Now it is certainly easy to say to the single individual what Aristotle has already said: You have been begotten by your father and your mother; therefore in you the mating of two human beings — a species-act of human beings — has produced the human being. You see, therefore, that even physically man owes his existence to man. Therefore you must not only keep sight of the one aspect — the infinite progression which leads you further to inquire: Who begot my father? Who his grandfather? etc. You must also hold on to the circular movement sensuously perceptible in that progress by which man repeats himself in procreation, man thus always remaining the subject. You will reply, however: I grant you this circular movement; now grant me the progress which drives me ever further until I ask: Who begot the first man, and nature as a whole? I can only answer you: Your question is itself a product of abstraction. Ask yourself how you arrived at that question. Ask yourself whether your question is not posed from a standpoint to which I cannot reply, because it is wrongly put. Ask yourself whether that progress as such exists for a reasonable mind. When you ask about the creation of nature and man, you are abstracting, in so doing, from man and nature. You postulate them as non-existent, and yet you want me to prove them to you as existing. Now I say to you: Give up your abstraction and you will also give up your question. Or if you want to hold on to your abstraction, then be consistent, and if you think of man and nature as non-existent, then think of yourself as non-existent, for you too are sure nature and man. Don’t think, don’t ask me, for as soon as you think and ask, your abstraction from the existence of nature and man has no meaning. Or are you such an egotist that you conceive everything as nothing, and yet want yourself to exist?

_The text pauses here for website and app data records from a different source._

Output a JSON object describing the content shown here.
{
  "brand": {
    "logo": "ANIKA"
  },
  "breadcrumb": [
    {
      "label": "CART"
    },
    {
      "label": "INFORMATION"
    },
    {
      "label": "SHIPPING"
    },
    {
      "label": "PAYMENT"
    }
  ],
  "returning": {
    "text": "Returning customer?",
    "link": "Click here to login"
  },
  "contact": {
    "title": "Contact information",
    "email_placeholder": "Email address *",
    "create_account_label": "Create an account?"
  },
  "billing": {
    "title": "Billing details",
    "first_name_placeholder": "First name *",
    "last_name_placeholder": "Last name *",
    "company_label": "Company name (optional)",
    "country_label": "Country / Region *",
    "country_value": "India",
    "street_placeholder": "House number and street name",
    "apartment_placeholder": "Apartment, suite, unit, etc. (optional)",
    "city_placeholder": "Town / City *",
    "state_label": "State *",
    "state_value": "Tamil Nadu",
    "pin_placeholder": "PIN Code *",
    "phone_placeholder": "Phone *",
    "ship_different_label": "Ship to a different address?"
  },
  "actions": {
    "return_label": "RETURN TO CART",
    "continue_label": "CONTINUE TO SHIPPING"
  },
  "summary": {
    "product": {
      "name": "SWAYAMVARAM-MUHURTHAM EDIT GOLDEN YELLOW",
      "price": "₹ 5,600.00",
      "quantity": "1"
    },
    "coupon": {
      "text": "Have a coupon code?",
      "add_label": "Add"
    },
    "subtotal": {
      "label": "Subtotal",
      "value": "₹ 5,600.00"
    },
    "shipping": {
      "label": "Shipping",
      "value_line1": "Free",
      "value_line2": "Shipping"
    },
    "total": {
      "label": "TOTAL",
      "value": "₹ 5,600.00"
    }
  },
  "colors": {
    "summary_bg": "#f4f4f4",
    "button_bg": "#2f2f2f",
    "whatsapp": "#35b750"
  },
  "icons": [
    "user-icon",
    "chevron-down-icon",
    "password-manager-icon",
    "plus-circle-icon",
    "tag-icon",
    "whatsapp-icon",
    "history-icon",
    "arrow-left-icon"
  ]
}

You can reply: I do not want to postulate the nothingness of nature, etc. I ask you about its genesis, just as I ask the anatomist about the formation of bones, etc.
But since for the socialist man the entire so-called history of the world is nothing but the creation of man through human labour, nothing but the emergence of nature for man, so he has the visible, irrefutable proof of his birth through himself, of his genesis, Since the real existence of man and nature has become evident in practice, through sense experience, because man has thus become evident for man as the being of nature, and nature for man as the being of man, the question about an alien being, about a being above nature and man — a question which implies the admission of the unreality of nature and of man — has become impossible in practice.
Atheism, as the denial of this unreality, has no longer any meaning, for atheism is a negation of God, and postulates the existence of man through this negation; but socialism as socialism no longer stands in any need of such a mediation. It proceeds from the theoretically and practically sensuous consciousness of man and of nature as the essence. Socialism is man’s positive self-consciousness, no longer mediated through the abolition of religion, just as real life is man’s positive reality, no longer mediated through the abolition of private property, through communism.
Communism is the position as the negation of the negation, and is hence the actual phase necessary for the next stage of historical development in the process of human emancipation and rehabilitation. Communism is the necessary form and the dynamic principle of the immediate future, but communism as such is not the goal of human development, the form of human society.